European Central Bank President Mario Draghi elaborated on Thursday, September 6, long-anticipated plans to purchase Spanish and Italian bonds, indicating that the European Union’s central bank would purchase an unlimited number of bonds with a term up to three years to provide funding for the two struggling nations, whose debt woes have added to fears of an ever-deepening, continent-wide debt crisis, Le Figaro and Les Echos reported. Spanish and Italian ten-year bonds, which had reached a record 7.6 and 6.6 percent yield rate, dropped to 5.7 and 5.1 percent the following day. International Monetary Fund Managing Director Christine Lagarde announced on Sunday, September 9, that the IMF supported the move, declared that both nations had taken proper steps to merit aid from the eurozone and added that the IMF would be willing to serve in a supervisory capacity, according to The New York Times and Reuters.
As France, Europe and global markets anticipate France’s 2013 budget to be released on September 28, President François Hollande said on Friday, September 7, that he intended to move forward with a series of spending cuts and tax reforms, including a controversial 75-percent tax on those earning more than €1 million per year, The Chicago Tribune reported. On Sunday, September 9, Hollande spoke again, saying he intended to accelerate proposed reforms amid pressure from an increasingly impatient nation and clarifying that there would be no exception to the 75-percent wealth tax, as many had speculated, as covered by CNN, The Wall Street Journal and 20 Minutes. The nation’s leading tax union released a report the same day indicating that of 36 million households, the 20 million lowest-income households would not be affected by Hollande’s proposed tax hikes, according to Le Monde. In Hollande’s Sunday-evening television appearance, he said he was readying labor-market reform to be presented by year end and intended to put the nation’s stagnant economy on track within two years, according to CNBC. The Bank of France released statements the following day, Monday, September 10, predicting that the French economy would retract 0.1 percent in the third quarter of the year after stagnating at zero-growth for two straight quarters, according to The Economic Times.

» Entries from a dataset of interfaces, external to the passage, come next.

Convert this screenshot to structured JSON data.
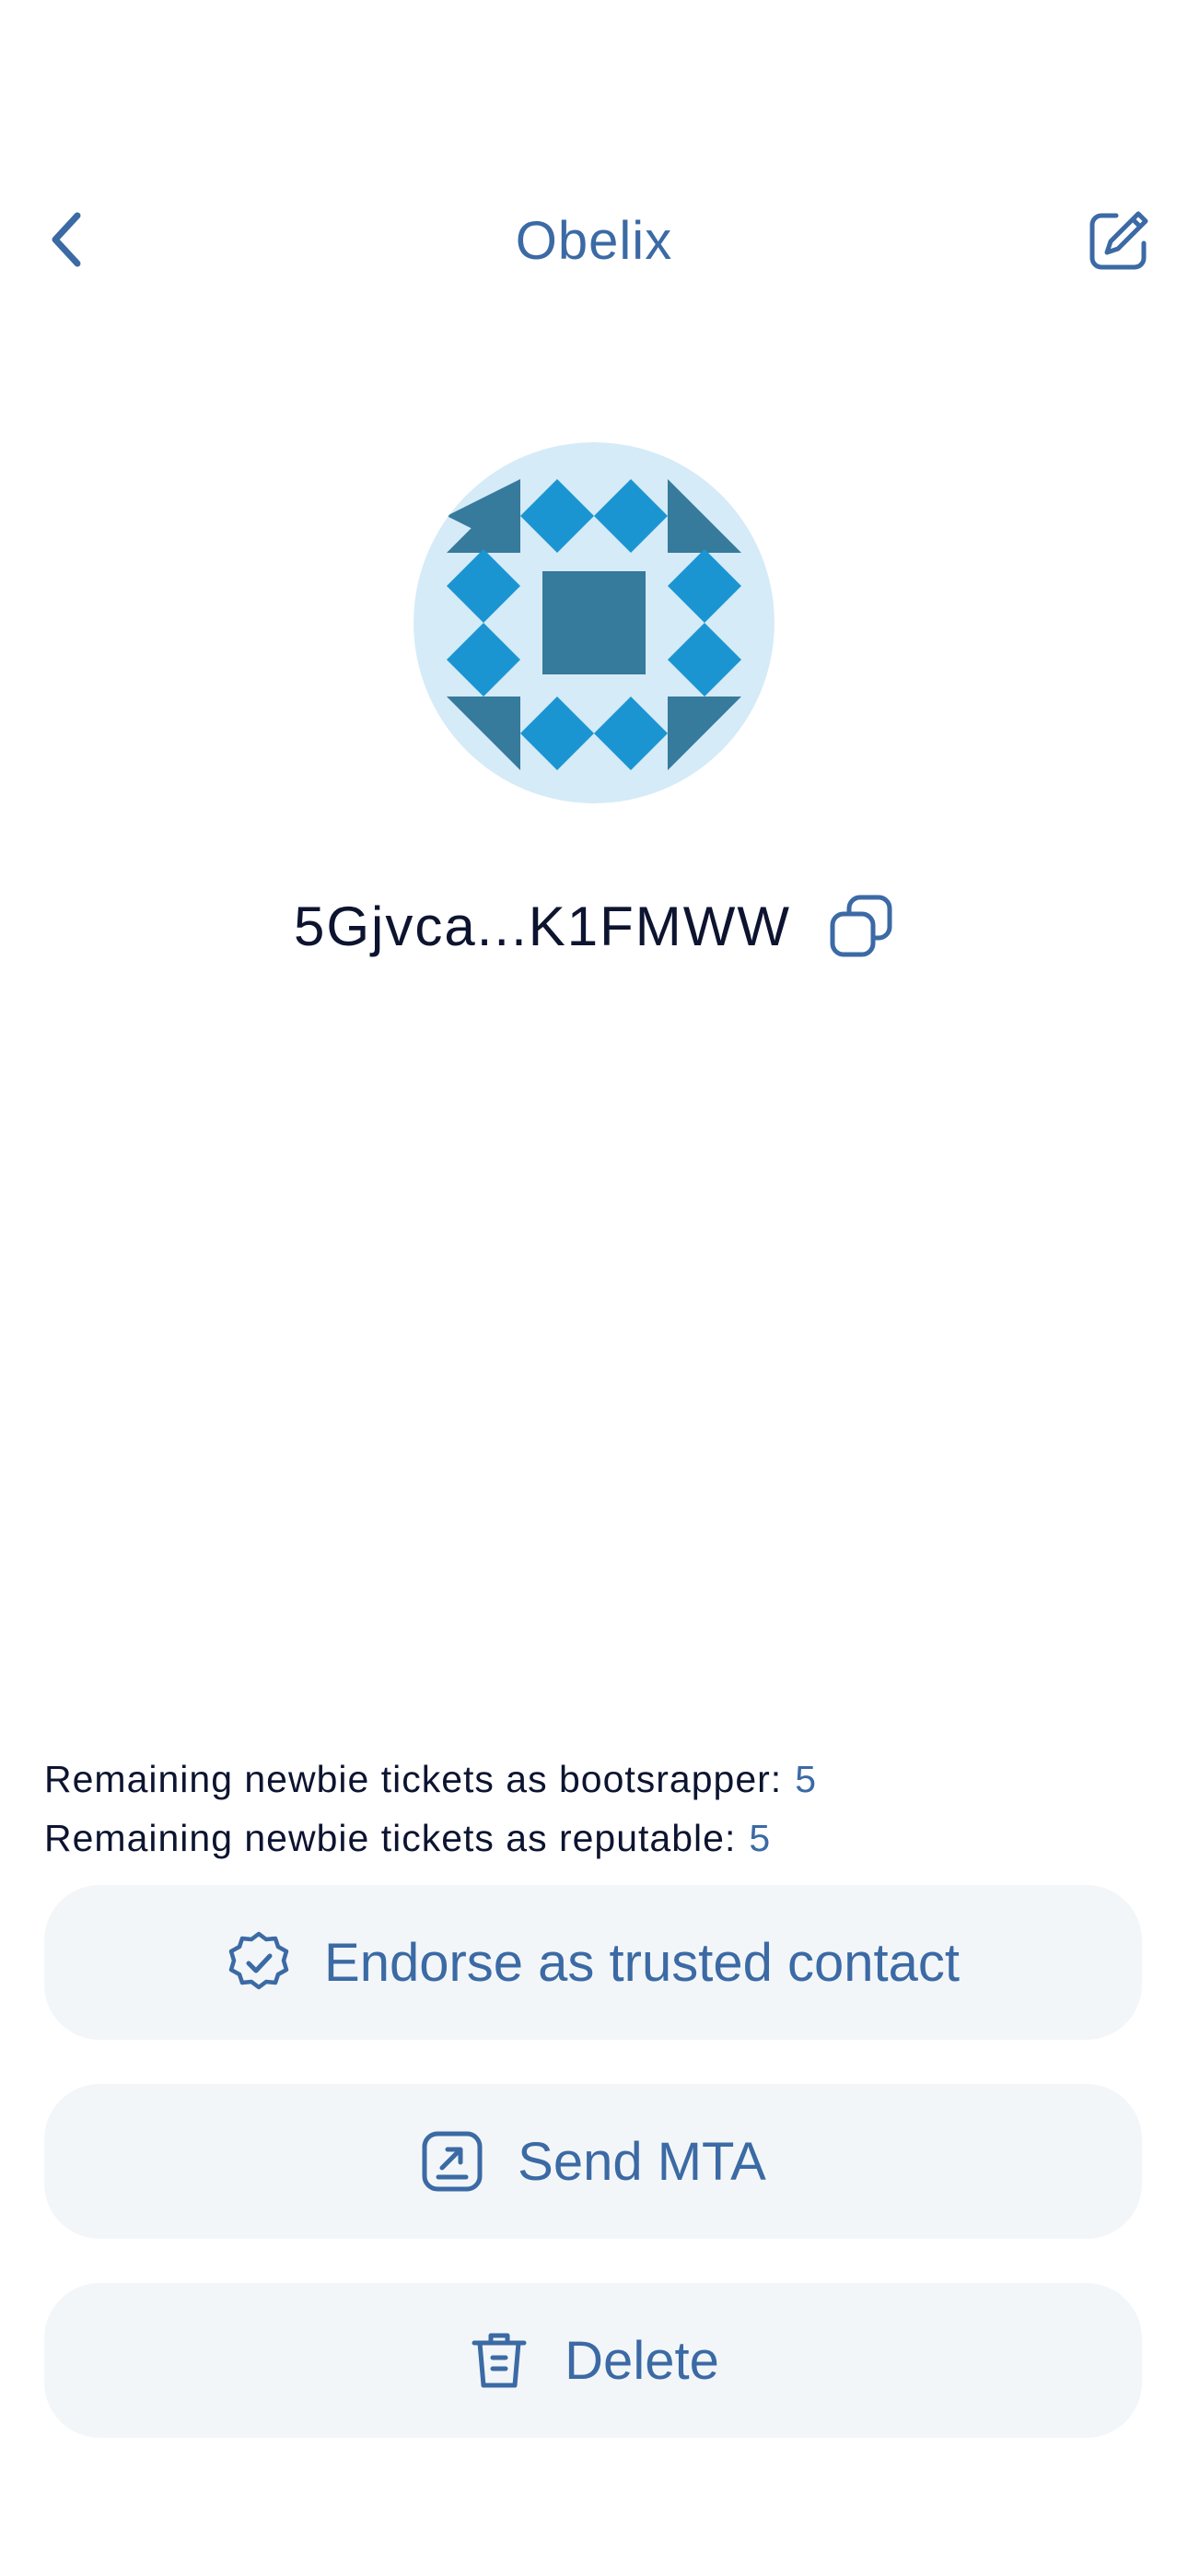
{
  "header": {
    "title": "Obelix",
    "back_icon": "chevron-left-icon",
    "edit_icon": "edit-icon"
  },
  "profile": {
    "address": "5Gjvca...K1FMWW",
    "copy_icon": "copy-icon",
    "avatar_colors": {
      "background": "#d5ebf7",
      "light": "#1b95d2",
      "dark": "#367a9c"
    }
  },
  "tickets": {
    "bootstrapper_label": "Remaining newbie tickets as bootsrapper:",
    "bootstrapper_value": "5",
    "reputable_label": "Remaining newbie tickets as reputable:",
    "reputable_value": "5"
  },
  "actions": [
    {
      "label": "Endorse as trusted contact",
      "icon": "verified-badge-icon"
    },
    {
      "label": "Send MTA",
      "icon": "send-arrow-icon"
    },
    {
      "label": "Delete",
      "icon": "trash-icon"
    }
  ],
  "colors": {
    "accent": "#3b6aa5",
    "text": "#0d1430",
    "button_bg": "#f3f6f8"
  }
}
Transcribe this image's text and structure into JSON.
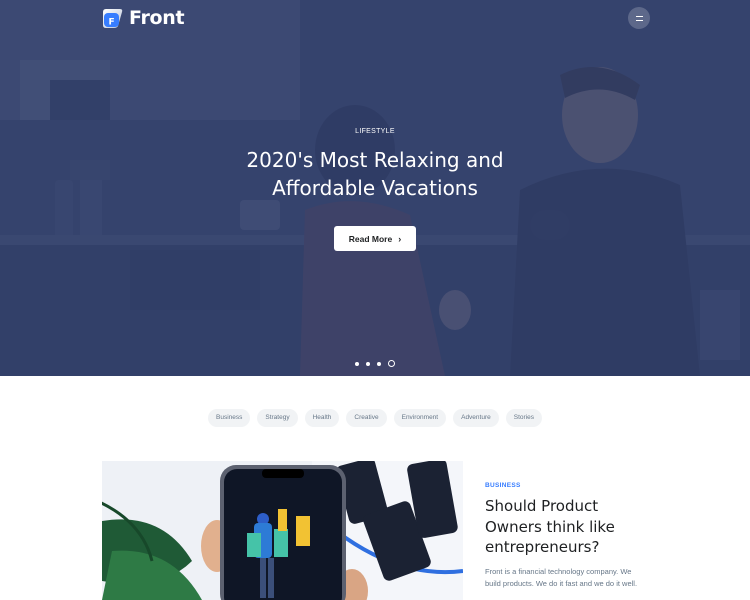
{
  "brand": {
    "name": "Front",
    "logo_letter": "F"
  },
  "nav": {
    "menu_icon": "hamburger-icon"
  },
  "hero": {
    "eyebrow": "LIFESTYLE",
    "title": "2020's Most Relaxing and Affordable Vacations",
    "button_label": "Read More",
    "button_icon": "chevron-right-icon",
    "overlay_color": "#31406c",
    "slides_count": 4,
    "active_slide": 4
  },
  "tags": [
    "Business",
    "Strategy",
    "Health",
    "Creative",
    "Environment",
    "Adventure",
    "Stories"
  ],
  "featured_article": {
    "category": "BUSINESS",
    "title": "Should Product Owners think like entrepreneurs?",
    "description": "Front is a financial technology company. We build products. We do it fast and we do it well.",
    "accent_color": "#377dff"
  }
}
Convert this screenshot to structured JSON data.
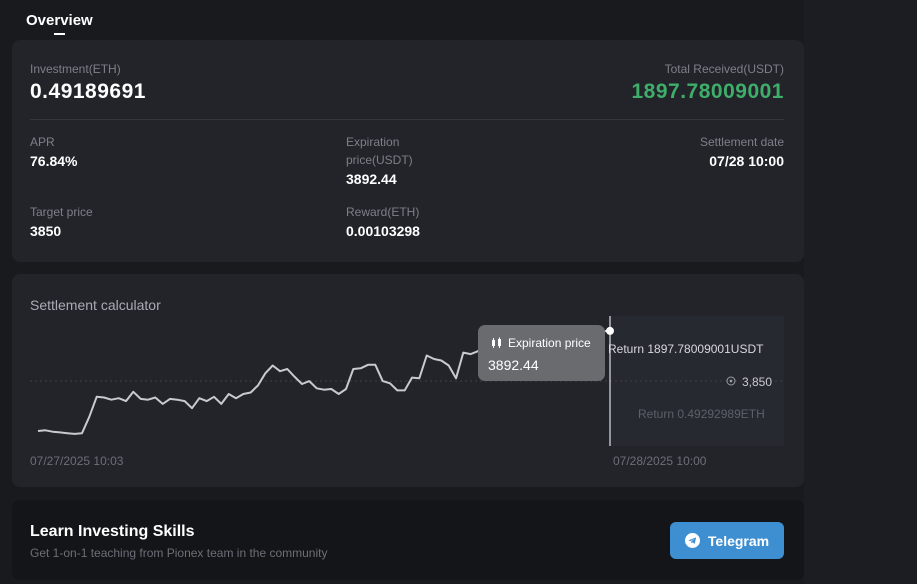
{
  "tabs": {
    "overview": "Overview"
  },
  "summary": {
    "investment_label": "Investment(ETH)",
    "investment_value": "0.49189691",
    "total_received_label": "Total Received(USDT)",
    "total_received_value": "1897.78009001",
    "apr_label": "APR",
    "apr_value": "76.84%",
    "expiration_label_1": "Expiration",
    "expiration_label_2": "price(USDT)",
    "expiration_value": "3892.44",
    "settlement_label": "Settlement date",
    "settlement_value": "07/28 10:00",
    "target_label": "Target price",
    "target_value": "3850",
    "reward_label": "Reward(ETH)",
    "reward_value": "0.00103298"
  },
  "calculator": {
    "title": "Settlement calculator",
    "tooltip_label": "Expiration price",
    "tooltip_value": "3892.44",
    "return_usdt": "Return 1897.78009001USDT",
    "strike_label": "3,850",
    "return_eth": "Return 0.49292989ETH",
    "start_date": "07/27/2025 10:03",
    "end_date": "07/28/2025 10:00"
  },
  "chart_data": {
    "type": "line",
    "x_start": "07/27/2025 10:03",
    "x_end": "07/28/2025 10:00",
    "series": [
      {
        "values": [
          3752,
          3753,
          3751,
          3750,
          3749,
          3748,
          3749,
          3772,
          3800,
          3799,
          3796,
          3798,
          3794,
          3807,
          3797,
          3796,
          3799,
          3790,
          3797,
          3796,
          3794,
          3784,
          3798,
          3794,
          3800,
          3790,
          3804,
          3798,
          3804,
          3806,
          3816,
          3833,
          3844,
          3836,
          3839,
          3828,
          3818,
          3822,
          3812,
          3810,
          3811,
          3804,
          3811,
          3839,
          3840,
          3845,
          3845,
          3822,
          3819,
          3809,
          3809,
          3827,
          3826,
          3858,
          3853,
          3851,
          3844,
          3826,
          3862,
          3860,
          3864,
          3877,
          3868,
          3851,
          3851,
          3846,
          3857,
          3848,
          3840,
          3841,
          3864,
          3868,
          3891,
          3898,
          3891,
          3888,
          3894,
          3892,
          3892.44
        ]
      }
    ],
    "reference_line": 3850,
    "marker_value": 3892.44
  },
  "learn": {
    "title": "Learn Investing Skills",
    "subtitle": "Get 1-on-1 teaching from Pionex team in the community",
    "button_label": "Telegram"
  },
  "colors": {
    "accent_green": "#3fae6a",
    "telegram_blue": "#3d8fd1",
    "card_bg": "#22242a"
  }
}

Billionaire Bernard Arnault, CEO of luxury conglomerate LVMH and the richest man in France, fueled the already heated debate over President François Hollande’s proposed 75-percent income tax for the nation’s wealthiest citizens when he announced on Saturday, September 8, that he had applied for Belgian citizenship, citing personal and business reasons, Reuters and The Week reported. Arnault denied speculation that his application for Belgian citizenship was an attempt to avoid the tax or his fiscal obligations in France, emphasizing that he remained committed to paying taxes and creating jobs in France, but that he had started the process before Hollande’s election, according to Le Nouvel Observateur and Le Monde. Nonetheless, Hollande and fellow politicians on both sides brought into question Arnault’s patriotism, while certain media outlets had harsher words. Libération, for example, ran a headline telling the billionaire, “Get lost, you rich idiot” (casse-toi riche con!), as covered by Bloomberg and France 24.
The United Nations High Commissioner for Human Rights outlined the top priorities for human rights worldwide on Monday, September 10, in a report that warned not only against the mass violence in Syria but also against the expulsion of Roma people in France, The Washington Post, Libération and Deutsche Welle reported. As evictions of Roma camps across France have continued the controversial policy implemented under former President Nicolas Sarkozy, the UN watchdog echoed warnings to the new French government it had issued in 2010. The New York Times looked at a series of expulsions and razings of Roma camps in Paris, Lyon and Lille this past summer.
Faced with the budgetary constraints of the nation, Culture Minister Aurélie Filippetti announced on Tuesday, September 4, that the government was suspending a number of cultural projects as the minister seeks to reduce government spending on culture by three percent in the coming year, Le Parisien and Libération reported. Included in the cuts were a number of projects proposed by the government of former President Nicolas Sarkozy, including a controversial Maison de l’Histoire de France, as covered by Rue 89, Art Info and Le Figaro.
Greek Prime Minister Antonis Samaras resumed talks with the Troika - inspectors from the European Commission, the European Central Bank and the International Monetary Fund, on Sunday, September 9, as the supervisors did not approve a portion of that government’s proposed budget plan, Boursorama and Reuters reported. As talks continued on Monday, September 9, Greek officials acknowledged that of the €11.5 billion in budget cuts required for future international aid, about €2.5 to €3 billion euros remained to be confirmed, according to L’Express.
More than four years after declaring independence from Serbia in 2008, the Republic of Kosovo obtained a new era of sovereignty as a 25-nation group formally ended a period of supervision of the new republic, Le Monde and The Washington Post reported. As the European nation continues its administrative fight for independence, this most recent step has been accompanied by struggles, such as a lack of official recognition by the European Union and an outright denial of recognition by Serbia, as well as Russia and its allies, as covered by Libération and Deutsche Welle.